What you need to do
All entries given below are to be returned word for word.

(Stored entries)
^^^^^^^^
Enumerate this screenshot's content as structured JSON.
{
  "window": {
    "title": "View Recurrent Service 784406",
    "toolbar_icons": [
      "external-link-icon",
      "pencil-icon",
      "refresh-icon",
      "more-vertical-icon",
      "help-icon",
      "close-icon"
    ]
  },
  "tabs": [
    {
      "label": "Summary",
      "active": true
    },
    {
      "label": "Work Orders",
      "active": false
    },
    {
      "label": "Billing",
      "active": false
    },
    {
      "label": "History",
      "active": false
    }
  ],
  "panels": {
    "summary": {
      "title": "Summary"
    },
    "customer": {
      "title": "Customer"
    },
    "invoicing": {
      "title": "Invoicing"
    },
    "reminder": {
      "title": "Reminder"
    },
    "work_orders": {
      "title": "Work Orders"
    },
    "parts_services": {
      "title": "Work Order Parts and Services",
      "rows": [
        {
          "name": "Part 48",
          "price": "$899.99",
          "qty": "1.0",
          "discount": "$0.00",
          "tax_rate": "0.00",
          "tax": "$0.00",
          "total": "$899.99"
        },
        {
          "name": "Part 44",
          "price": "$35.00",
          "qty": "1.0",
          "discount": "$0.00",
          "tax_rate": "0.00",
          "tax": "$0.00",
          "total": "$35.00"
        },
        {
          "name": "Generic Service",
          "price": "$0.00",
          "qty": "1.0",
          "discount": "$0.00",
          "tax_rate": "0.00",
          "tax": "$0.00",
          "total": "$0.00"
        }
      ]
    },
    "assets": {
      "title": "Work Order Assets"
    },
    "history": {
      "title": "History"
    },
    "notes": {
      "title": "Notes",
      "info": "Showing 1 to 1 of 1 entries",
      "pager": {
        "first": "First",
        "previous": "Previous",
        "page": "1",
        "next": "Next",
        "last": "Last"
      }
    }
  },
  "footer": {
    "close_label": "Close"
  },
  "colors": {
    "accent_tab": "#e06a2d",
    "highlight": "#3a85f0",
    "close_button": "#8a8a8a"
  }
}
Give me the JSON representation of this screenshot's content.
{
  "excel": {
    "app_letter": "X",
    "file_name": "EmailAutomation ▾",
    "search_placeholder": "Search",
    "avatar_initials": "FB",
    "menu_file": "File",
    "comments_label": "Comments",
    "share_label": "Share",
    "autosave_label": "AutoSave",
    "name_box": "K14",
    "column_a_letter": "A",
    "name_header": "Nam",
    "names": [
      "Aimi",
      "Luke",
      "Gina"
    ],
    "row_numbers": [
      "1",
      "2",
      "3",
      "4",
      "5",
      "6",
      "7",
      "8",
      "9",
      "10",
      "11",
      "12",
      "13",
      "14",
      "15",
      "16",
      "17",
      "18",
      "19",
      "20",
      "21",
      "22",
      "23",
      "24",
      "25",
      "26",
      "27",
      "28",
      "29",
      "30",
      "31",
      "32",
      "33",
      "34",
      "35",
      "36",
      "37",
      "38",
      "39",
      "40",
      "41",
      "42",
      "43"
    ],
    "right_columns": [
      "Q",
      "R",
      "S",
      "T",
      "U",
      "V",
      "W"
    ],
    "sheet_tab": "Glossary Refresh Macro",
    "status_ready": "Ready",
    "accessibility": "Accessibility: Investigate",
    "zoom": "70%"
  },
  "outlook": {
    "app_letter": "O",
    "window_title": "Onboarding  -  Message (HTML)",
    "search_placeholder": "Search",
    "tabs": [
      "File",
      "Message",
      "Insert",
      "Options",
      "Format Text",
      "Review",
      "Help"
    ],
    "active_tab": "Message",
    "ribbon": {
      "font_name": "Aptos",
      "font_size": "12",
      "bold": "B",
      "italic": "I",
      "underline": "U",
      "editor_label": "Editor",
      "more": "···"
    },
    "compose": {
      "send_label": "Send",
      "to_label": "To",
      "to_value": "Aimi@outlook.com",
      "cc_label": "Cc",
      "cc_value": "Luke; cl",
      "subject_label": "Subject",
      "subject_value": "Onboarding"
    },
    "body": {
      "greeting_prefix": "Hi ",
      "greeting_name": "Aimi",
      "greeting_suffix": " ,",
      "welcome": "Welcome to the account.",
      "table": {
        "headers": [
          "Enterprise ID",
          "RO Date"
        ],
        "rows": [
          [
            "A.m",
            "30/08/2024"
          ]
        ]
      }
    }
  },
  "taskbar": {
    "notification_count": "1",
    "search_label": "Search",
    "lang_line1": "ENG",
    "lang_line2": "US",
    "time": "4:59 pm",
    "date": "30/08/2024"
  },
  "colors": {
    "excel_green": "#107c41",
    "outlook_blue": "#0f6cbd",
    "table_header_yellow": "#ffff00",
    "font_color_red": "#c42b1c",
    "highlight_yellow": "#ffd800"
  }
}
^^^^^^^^
Written reply
Enumerate this screenshot's content as structured JSON.
{
  "window": {
    "title": "View Recurrent Service 784406",
    "toolbar_icons": [
      "external-link-icon",
      "pencil-icon",
      "refresh-icon",
      "more-vertical-icon",
      "help-icon",
      "close-icon"
    ]
  },
  "tabs": [
    {
      "label": "Summary",
      "active": true
    },
    {
      "label": "Work Orders",
      "active": false
    },
    {
      "label": "Billing",
      "active": false
    },
    {
      "label": "History",
      "active": false
    }
  ],
  "panels": {
    "summary": {
      "title": "Summary"
    },
    "customer": {
      "title": "Customer"
    },
    "invoicing": {
      "title": "Invoicing"
    },
    "reminder": {
      "title": "Reminder"
    },
    "work_orders": {
      "title": "Work Orders"
    },
    "parts_services": {
      "title": "Work Order Parts and Services",
      "rows": [
        {
          "name": "Part 48",
          "price": "$899.99",
          "qty": "1.0",
          "discount": "$0.00",
          "tax_rate": "0.00",
          "tax": "$0.00",
          "total": "$899.99"
        },
        {
          "name": "Part 44",
          "price": "$35.00",
          "qty": "1.0",
          "discount": "$0.00",
          "tax_rate": "0.00",
          "tax": "$0.00",
          "total": "$35.00"
        },
        {
          "name": "Generic Service",
          "price": "$0.00",
          "qty": "1.0",
          "discount": "$0.00",
          "tax_rate": "0.00",
          "tax": "$0.00",
          "total": "$0.00"
        }
      ]
    },
    "assets": {
      "title": "Work Order Assets"
    },
    "history": {
      "title": "History"
    },
    "notes": {
      "title": "Notes",
      "info": "Showing 1 to 1 of 1 entries",
      "pager": {
        "first": "First",
        "previous": "Previous",
        "page": "1",
        "next": "Next",
        "last": "Last"
      }
    }
  },
  "footer": {
    "close_label": "Close"
  },
  "colors": {
    "accent_tab": "#e06a2d",
    "highlight": "#3a85f0",
    "close_button": "#8a8a8a"
  }
}
Give me the JSON representation of this screenshot's content.
{
  "excel": {
    "app_letter": "X",
    "file_name": "EmailAutomation ▾",
    "search_placeholder": "Search",
    "avatar_initials": "FB",
    "menu_file": "File",
    "comments_label": "Comments",
    "share_label": "Share",
    "autosave_label": "AutoSave",
    "name_box": "K14",
    "column_a_letter": "A",
    "name_header": "Nam",
    "names": [
      "Aimi",
      "Luke",
      "Gina"
    ],
    "row_numbers": [
      "1",
      "2",
      "3",
      "4",
      "5",
      "6",
      "7",
      "8",
      "9",
      "10",
      "11",
      "12",
      "13",
      "14",
      "15",
      "16",
      "17",
      "18",
      "19",
      "20",
      "21",
      "22",
      "23",
      "24",
      "25",
      "26",
      "27",
      "28",
      "29",
      "30",
      "31",
      "32",
      "33",
      "34",
      "35",
      "36",
      "37",
      "38",
      "39",
      "40",
      "41",
      "42",
      "43"
    ],
    "right_columns": [
      "Q",
      "R",
      "S",
      "T",
      "U",
      "V",
      "W"
    ],
    "sheet_tab": "Glossary Refresh Macro",
    "status_ready": "Ready",
    "accessibility": "Accessibility: Investigate",
    "zoom": "70%"
  },
  "outlook": {
    "app_letter": "O",
    "window_title": "Onboarding  -  Message (HTML)",
    "search_placeholder": "Search",
    "tabs": [
      "File",
      "Message",
      "Insert",
      "Options",
      "Format Text",
      "Review",
      "Help"
    ],
    "active_tab": "Message",
    "ribbon": {
      "font_name": "Aptos",
      "font_size": "12",
      "bold": "B",
      "italic": "I",
      "underline": "U",
      "editor_label": "Editor",
      "more": "···"
    },
    "compose": {
      "send_label": "Send",
      "to_label": "To",
      "to_value": "Aimi@outlook.com",
      "cc_label": "Cc",
      "cc_value": "Luke; cl",
      "subject_label": "Subject",
      "subject_value": "Onboarding"
    },
    "body": {
      "greeting_prefix": "Hi ",
      "greeting_name": "Aimi",
      "greeting_suffix": " ,",
      "welcome": "Welcome to the account.",
      "table": {
        "headers": [
          "Enterprise ID",
          "RO Date"
        ],
        "rows": [
          [
            "A.m",
            "30/08/2024"
          ]
        ]
      }
    }
  },
  "taskbar": {
    "notification_count": "1",
    "search_label": "Search",
    "lang_line1": "ENG",
    "lang_line2": "US",
    "time": "4:59 pm",
    "date": "30/08/2024"
  },
  "colors": {
    "excel_green": "#107c41",
    "outlook_blue": "#0f6cbd",
    "table_header_yellow": "#ffff00",
    "font_color_red": "#c42b1c",
    "highlight_yellow": "#ffd800"
  }
}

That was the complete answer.